Extracted material START

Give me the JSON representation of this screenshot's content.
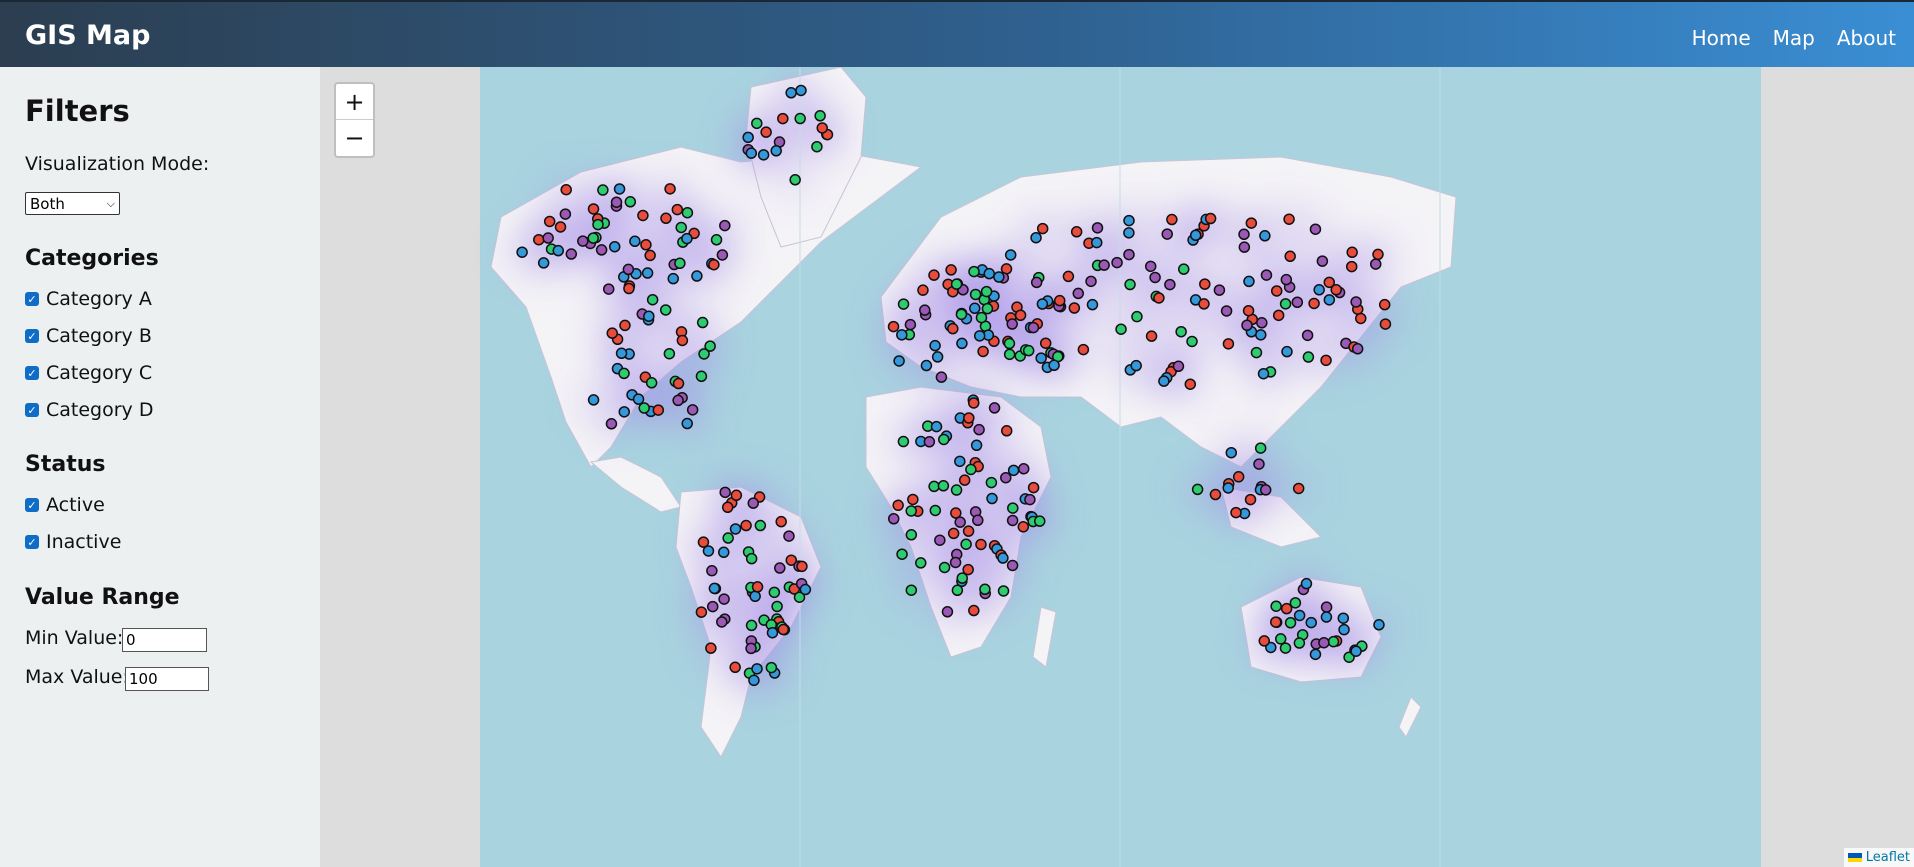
{
  "header": {
    "title": "GIS Map",
    "nav": [
      "Home",
      "Map",
      "About"
    ]
  },
  "sidebar": {
    "title": "Filters",
    "mode_label": "Visualization Mode:",
    "mode_value": "Both",
    "categories_title": "Categories",
    "categories": [
      "Category A",
      "Category B",
      "Category C",
      "Category D"
    ],
    "status_title": "Status",
    "statuses": [
      "Active",
      "Inactive"
    ],
    "range_title": "Value Range",
    "min_label": "Min Value:",
    "min_value": "0",
    "max_label": "Max Value:",
    "max_value": "100"
  },
  "map": {
    "zoom_in": "+",
    "zoom_out": "−",
    "attribution": "Leaflet",
    "marker_colors": [
      "#e74c3c",
      "#2ecc71",
      "#3498db",
      "#9b59b6"
    ],
    "ocean_color": "#a9d3df"
  }
}
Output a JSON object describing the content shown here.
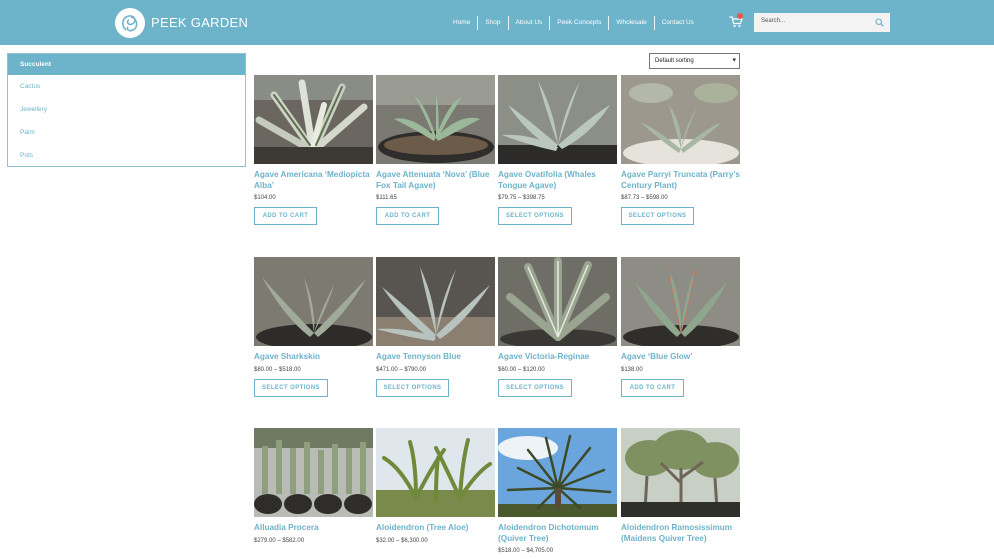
{
  "header": {
    "logo_text": "PEEK GARDEN",
    "nav": [
      "Home",
      "Shop",
      "About Us",
      "Peek Concepts",
      "Wholesale",
      "Contact Us"
    ],
    "search_placeholder": "Search..."
  },
  "sidebar": {
    "items": [
      "Succulent",
      "Cactus",
      "Jewellery",
      "Palm",
      "Pots"
    ],
    "active_index": 0
  },
  "sort": {
    "selected": "Default sorting"
  },
  "products": [
    {
      "title": "Agave Americana ‘Mediopicta Alba’",
      "price": "$104.00",
      "button": "ADD TO CART"
    },
    {
      "title": "Agave Attenuata ‘Nova’ (Blue Fox Tail Agave)",
      "price": "$111.65",
      "button": "ADD TO CART"
    },
    {
      "title": "Agave Ovatifolia (Whales Tongue Agave)",
      "price": "$79.75 – $398.75",
      "button": "SELECT OPTIONS"
    },
    {
      "title": "Agave Parryi Truncata (Parry’s Century Plant)",
      "price": "$87.73 – $598.00",
      "button": "SELECT OPTIONS"
    },
    {
      "title": "Agave Sharkskin",
      "price": "$80.00 – $518.00",
      "button": "SELECT OPTIONS"
    },
    {
      "title": "Agave Tennyson Blue",
      "price": "$471.00 – $790.00",
      "button": "SELECT OPTIONS"
    },
    {
      "title": "Agave Victoria-Reginae",
      "price": "$60.00 – $120.00",
      "button": "SELECT OPTIONS"
    },
    {
      "title": "Agave ‘Blue Glow’",
      "price": "$138.00",
      "button": "ADD TO CART"
    },
    {
      "title": "Alluadia Procera",
      "price": "$279.00 – $582.00",
      "button": ""
    },
    {
      "title": "Aloidendron (Tree Aloe)",
      "price": "$32.00 – $6,300.00",
      "button": ""
    },
    {
      "title": "Aloidendron Dichotomum (Quiver Tree)",
      "price": "$518.00 – $4,705.00",
      "button": ""
    },
    {
      "title": "Aloidendron Ramosissimum (Maidens Quiver Tree)",
      "price": "",
      "button": ""
    }
  ],
  "colors": {
    "brand": "#6db3ca",
    "cart_badge": "#e35a4a"
  }
}
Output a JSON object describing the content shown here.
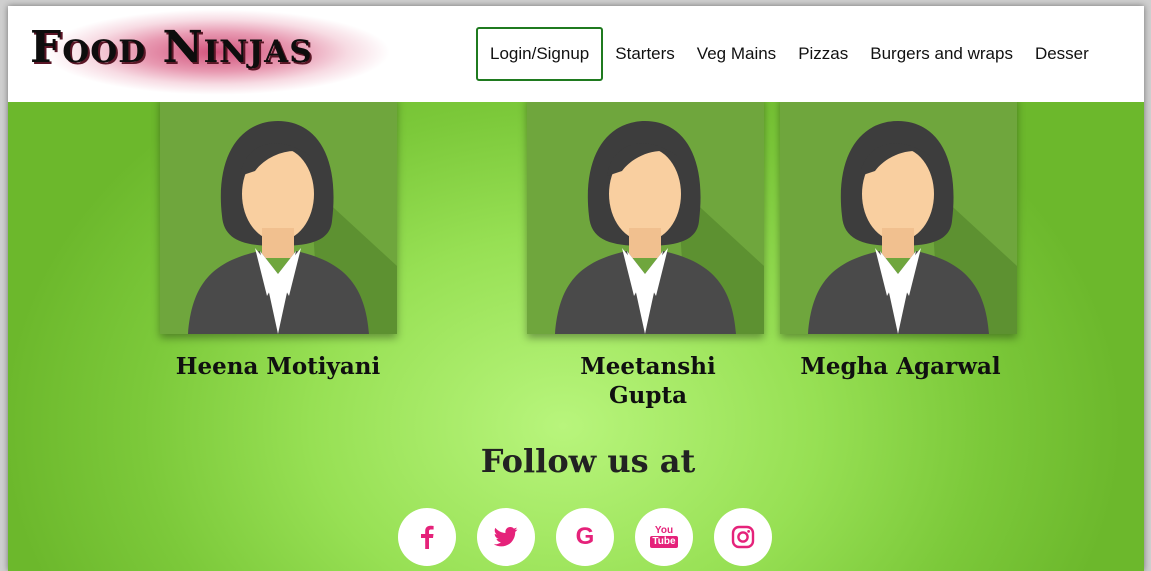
{
  "brand": {
    "logo_text": "Food Ninjas"
  },
  "nav": {
    "login": "Login/Signup",
    "items": [
      "Starters",
      "Veg Mains",
      "Pizzas",
      "Burgers and wraps",
      "Desser"
    ]
  },
  "team": [
    {
      "name": "Heena Motiyani"
    },
    {
      "name": "Meetanshi\nGupta"
    },
    {
      "name": "Megha Agarwal"
    }
  ],
  "follow": {
    "heading": "Follow us at",
    "icons": [
      "facebook-icon",
      "twitter-icon",
      "google-icon",
      "youtube-icon",
      "instagram-icon"
    ],
    "youtube_top": "You",
    "youtube_bottom": "Tube"
  },
  "colors": {
    "accent_pink": "#e5227a",
    "nav_border": "#1f7a1f",
    "background_green": "#97e054"
  }
}
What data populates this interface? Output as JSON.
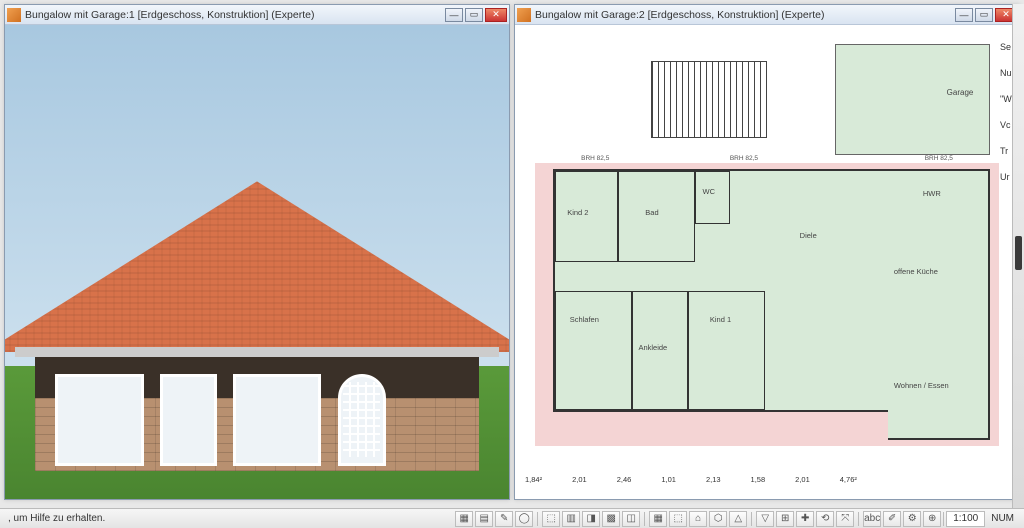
{
  "windows": {
    "left": {
      "title": "Bungalow mit Garage:1 [Erdgeschoss, Konstruktion] (Experte)"
    },
    "right": {
      "title": "Bungalow mit Garage:2 [Erdgeschoss, Konstruktion] (Experte)"
    }
  },
  "plan": {
    "garage": "Garage",
    "rooms": {
      "kind2": "Kind 2",
      "bad": "Bad",
      "wc": "WC",
      "hwr": "HWR",
      "diele": "Diele",
      "schlafen": "Schlafen",
      "ankleide": "Ankleide",
      "kind1": "Kind 1",
      "kueche": "offene Küche",
      "wohnen": "Wohnen / Essen"
    },
    "brh": "BRH 82,5",
    "dims": [
      "1,84²",
      "2,01",
      "2,46",
      "1,01",
      "2,13",
      "1,58",
      "2,01",
      "4,76²"
    ]
  },
  "status": {
    "hint": ", um Hilfe zu erhalten.",
    "scale": "1:100",
    "num": "NUM"
  },
  "side": {
    "se": "Se",
    "nu": "Nu",
    "w": "\"W",
    "vc": "Vc",
    "tr": "Tr",
    "ur": "Ur"
  },
  "icons": {
    "min": "—",
    "max": "▭",
    "close": "✕",
    "tools": [
      "▦",
      "▤",
      "✎",
      "◯",
      "⬚",
      "▥",
      "◨",
      "▩",
      "◫",
      "▦",
      "⬚",
      "⌂",
      "⬡",
      "△",
      "▽",
      "⊞",
      "✚",
      "⟲",
      "⤧",
      "abc",
      "✐",
      "⚙",
      "⊕"
    ]
  }
}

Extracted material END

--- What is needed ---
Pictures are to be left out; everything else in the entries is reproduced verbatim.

--- Your solution ---
Give me the JSON representation of this screenshot's content.
{
  "header": {
    "title": "GIS Map",
    "nav": [
      "Home",
      "Map",
      "About"
    ]
  },
  "sidebar": {
    "title": "Filters",
    "mode_label": "Visualization Mode:",
    "mode_value": "Both",
    "categories_title": "Categories",
    "categories": [
      "Category A",
      "Category B",
      "Category C",
      "Category D"
    ],
    "status_title": "Status",
    "statuses": [
      "Active",
      "Inactive"
    ],
    "range_title": "Value Range",
    "min_label": "Min Value:",
    "min_value": "0",
    "max_label": "Max Value:",
    "max_value": "100"
  },
  "map": {
    "zoom_in": "+",
    "zoom_out": "−",
    "attribution": "Leaflet",
    "marker_colors": [
      "#e74c3c",
      "#2ecc71",
      "#3498db",
      "#9b59b6"
    ],
    "ocean_color": "#a9d3df"
  }
}
Output a JSON object describing the content shown here.
{
  "header": {
    "logo_text": "PEEK GARDEN",
    "nav": [
      "Home",
      "Shop",
      "About Us",
      "Peek Concepts",
      "Wholesale",
      "Contact Us"
    ],
    "search_placeholder": "Search..."
  },
  "sidebar": {
    "items": [
      "Succulent",
      "Cactus",
      "Jewellery",
      "Palm",
      "Pots"
    ],
    "active_index": 0
  },
  "sort": {
    "selected": "Default sorting"
  },
  "products": [
    {
      "title": "Agave Americana ‘Mediopicta Alba’",
      "price": "$104.00",
      "button": "ADD TO CART"
    },
    {
      "title": "Agave Attenuata ‘Nova’ (Blue Fox Tail Agave)",
      "price": "$111.65",
      "button": "ADD TO CART"
    },
    {
      "title": "Agave Ovatifolia (Whales Tongue Agave)",
      "price": "$79.75 – $398.75",
      "button": "SELECT OPTIONS"
    },
    {
      "title": "Agave Parryi Truncata (Parry’s Century Plant)",
      "price": "$87.73 – $598.00",
      "button": "SELECT OPTIONS"
    },
    {
      "title": "Agave Sharkskin",
      "price": "$80.00 – $518.00",
      "button": "SELECT OPTIONS"
    },
    {
      "title": "Agave Tennyson Blue",
      "price": "$471.00 – $790.00",
      "button": "SELECT OPTIONS"
    },
    {
      "title": "Agave Victoria-Reginae",
      "price": "$60.00 – $120.00",
      "button": "SELECT OPTIONS"
    },
    {
      "title": "Agave ‘Blue Glow’",
      "price": "$138.00",
      "button": "ADD TO CART"
    },
    {
      "title": "Alluadia Procera",
      "price": "$279.00 – $582.00",
      "button": ""
    },
    {
      "title": "Aloidendron (Tree Aloe)",
      "price": "$32.00 – $6,300.00",
      "button": ""
    },
    {
      "title": "Aloidendron Dichotomum (Quiver Tree)",
      "price": "$518.00 – $4,705.00",
      "button": ""
    },
    {
      "title": "Aloidendron Ramosissimum (Maidens Quiver Tree)",
      "price": "",
      "button": ""
    }
  ],
  "colors": {
    "brand": "#6db3ca",
    "cart_badge": "#e35a4a"
  }
}
Output a JSON object describing the content shown here.
{
  "brand": {
    "logo_text": "Food Ninjas"
  },
  "nav": {
    "login": "Login/Signup",
    "items": [
      "Starters",
      "Veg Mains",
      "Pizzas",
      "Burgers and wraps",
      "Desser"
    ]
  },
  "team": [
    {
      "name": "Heena Motiyani"
    },
    {
      "name": "Meetanshi\nGupta"
    },
    {
      "name": "Megha Agarwal"
    }
  ],
  "follow": {
    "heading": "Follow us at",
    "icons": [
      "facebook-icon",
      "twitter-icon",
      "google-icon",
      "youtube-icon",
      "instagram-icon"
    ],
    "youtube_top": "You",
    "youtube_bottom": "Tube"
  },
  "colors": {
    "accent_pink": "#e5227a",
    "nav_border": "#1f7a1f",
    "background_green": "#97e054"
  }
}
What data populates this interface? Output as JSON.
{
  "windows": {
    "left": {
      "title": "Bungalow mit Garage:1 [Erdgeschoss, Konstruktion] (Experte)"
    },
    "right": {
      "title": "Bungalow mit Garage:2 [Erdgeschoss, Konstruktion] (Experte)"
    }
  },
  "plan": {
    "garage": "Garage",
    "rooms": {
      "kind2": "Kind 2",
      "bad": "Bad",
      "wc": "WC",
      "hwr": "HWR",
      "diele": "Diele",
      "schlafen": "Schlafen",
      "ankleide": "Ankleide",
      "kind1": "Kind 1",
      "kueche": "offene Küche",
      "wohnen": "Wohnen / Essen"
    },
    "brh": "BRH 82,5",
    "dims": [
      "1,84²",
      "2,01",
      "2,46",
      "1,01",
      "2,13",
      "1,58",
      "2,01",
      "4,76²"
    ]
  },
  "status": {
    "hint": ", um Hilfe zu erhalten.",
    "scale": "1:100",
    "num": "NUM"
  },
  "side": {
    "se": "Se",
    "nu": "Nu",
    "w": "\"W",
    "vc": "Vc",
    "tr": "Tr",
    "ur": "Ur"
  },
  "icons": {
    "min": "—",
    "max": "▭",
    "close": "✕",
    "tools": [
      "▦",
      "▤",
      "✎",
      "◯",
      "⬚",
      "▥",
      "◨",
      "▩",
      "◫",
      "▦",
      "⬚",
      "⌂",
      "⬡",
      "△",
      "▽",
      "⊞",
      "✚",
      "⟲",
      "⤧",
      "abc",
      "✐",
      "⚙",
      "⊕"
    ]
  }
}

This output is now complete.